“I don’t believe in this thing called inspiration. Some people say you need to smoke or drink to feel inspired. I don’t believe in any of that. I’m able to work in less-than-ideal or noisy environments, they don’t affect me at all,” adds the artist, who has also responded to events such as the assassination of John F. Kennedy in 1963, the Sars epidemic in 2003, the Indian Ocean earthquake and tsunami in 2004, and floods in Thailand in his art.
Although Goh is acclaimed for his bold, innovative work as a collage artist, he refuses to let this label define his practice, and has experimented with various other media such as Chinese ink, acrylic paint and watercolour.
Forays into other forms of art range from water collages and paper pulp works he produced at the Singapore Tyler Print Institute (STPI) in 2006, to a 2012 exhibition of ceramic paintings, born from his trip to China’s famed “porcelain capital” of Jingdezhen.
Asked what he thinks about young artists these days, Goh, whose two daughters work in marketing and insurance, says: “I’ve not yet seen any truly brilliant third-generation artists.
“Some artists these days don’t have such a strong foundation or basic training. In school, I was lucky to have been asked to practise xiaokai (small regular script in Chinese calligraphy). We used to hate it, but it ended up being a form of training. If I didn’t study calligraphy when I was younger, the strokes in my work wouldn’t have been as good.”
Goh, spurred on by his previous brush with ill health, now practises qigong and meditates twice a day.
He says that the biggest challenge he faces these days is figuring out how to constantly improve his practice. Hard work and innovation, he suggests, are key.
“As you explore and experiment with different things, you reach new frontiers.”

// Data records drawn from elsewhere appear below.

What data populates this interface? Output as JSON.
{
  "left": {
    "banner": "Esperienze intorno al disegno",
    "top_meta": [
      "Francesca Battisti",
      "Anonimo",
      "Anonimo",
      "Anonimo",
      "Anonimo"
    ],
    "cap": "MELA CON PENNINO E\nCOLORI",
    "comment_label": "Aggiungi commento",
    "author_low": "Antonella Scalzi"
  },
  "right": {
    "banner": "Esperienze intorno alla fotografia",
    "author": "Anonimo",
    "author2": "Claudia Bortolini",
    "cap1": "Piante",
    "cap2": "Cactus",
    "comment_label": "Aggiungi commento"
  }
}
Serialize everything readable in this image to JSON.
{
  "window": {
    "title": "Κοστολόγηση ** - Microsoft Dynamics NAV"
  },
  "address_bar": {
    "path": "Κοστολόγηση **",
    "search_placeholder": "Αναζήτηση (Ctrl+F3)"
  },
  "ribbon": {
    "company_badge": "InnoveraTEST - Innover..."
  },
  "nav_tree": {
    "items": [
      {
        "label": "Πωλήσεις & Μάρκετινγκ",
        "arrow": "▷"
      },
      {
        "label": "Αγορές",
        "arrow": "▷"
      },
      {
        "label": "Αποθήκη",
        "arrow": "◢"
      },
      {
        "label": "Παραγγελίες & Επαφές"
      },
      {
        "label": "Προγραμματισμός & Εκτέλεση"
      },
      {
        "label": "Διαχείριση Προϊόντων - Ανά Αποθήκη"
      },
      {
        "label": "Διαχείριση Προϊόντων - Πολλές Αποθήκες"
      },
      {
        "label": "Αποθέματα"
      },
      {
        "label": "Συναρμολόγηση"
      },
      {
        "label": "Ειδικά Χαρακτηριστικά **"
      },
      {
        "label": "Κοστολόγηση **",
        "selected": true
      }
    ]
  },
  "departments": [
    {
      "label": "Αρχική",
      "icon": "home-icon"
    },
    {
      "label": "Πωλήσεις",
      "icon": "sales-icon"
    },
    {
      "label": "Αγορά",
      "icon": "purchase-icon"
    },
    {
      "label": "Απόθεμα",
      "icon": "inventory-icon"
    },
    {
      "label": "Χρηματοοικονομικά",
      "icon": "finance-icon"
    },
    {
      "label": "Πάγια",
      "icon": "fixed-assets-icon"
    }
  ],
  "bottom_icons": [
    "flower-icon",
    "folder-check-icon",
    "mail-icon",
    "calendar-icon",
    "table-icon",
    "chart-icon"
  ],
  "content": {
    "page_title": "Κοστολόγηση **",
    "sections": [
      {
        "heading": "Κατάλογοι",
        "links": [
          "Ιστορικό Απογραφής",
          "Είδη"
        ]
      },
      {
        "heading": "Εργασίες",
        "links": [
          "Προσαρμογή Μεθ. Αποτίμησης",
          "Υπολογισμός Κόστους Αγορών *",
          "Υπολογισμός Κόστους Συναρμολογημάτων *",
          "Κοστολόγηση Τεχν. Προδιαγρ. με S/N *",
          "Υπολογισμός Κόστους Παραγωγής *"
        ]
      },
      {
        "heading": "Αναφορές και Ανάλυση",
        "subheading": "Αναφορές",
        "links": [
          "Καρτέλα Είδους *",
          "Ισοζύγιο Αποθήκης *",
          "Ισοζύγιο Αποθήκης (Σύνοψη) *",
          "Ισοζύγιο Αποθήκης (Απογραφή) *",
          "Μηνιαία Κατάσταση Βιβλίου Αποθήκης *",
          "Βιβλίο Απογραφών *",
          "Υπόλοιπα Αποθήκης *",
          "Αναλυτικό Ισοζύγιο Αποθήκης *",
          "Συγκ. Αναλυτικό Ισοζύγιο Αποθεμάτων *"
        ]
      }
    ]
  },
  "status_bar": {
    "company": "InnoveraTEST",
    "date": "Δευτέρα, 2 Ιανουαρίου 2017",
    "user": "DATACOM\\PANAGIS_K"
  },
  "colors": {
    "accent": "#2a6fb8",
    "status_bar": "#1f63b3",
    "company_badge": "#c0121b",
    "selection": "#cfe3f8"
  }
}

Goh Beng Kwan: Cresting The Waves ($50) is available for sale at Cape Of Good Hope Art Gallery, 03-17 Bras Basah Complex , 231 Bain Street
This article was originally published in The Straits Times.
Photo: Kua Chee Siong/SPH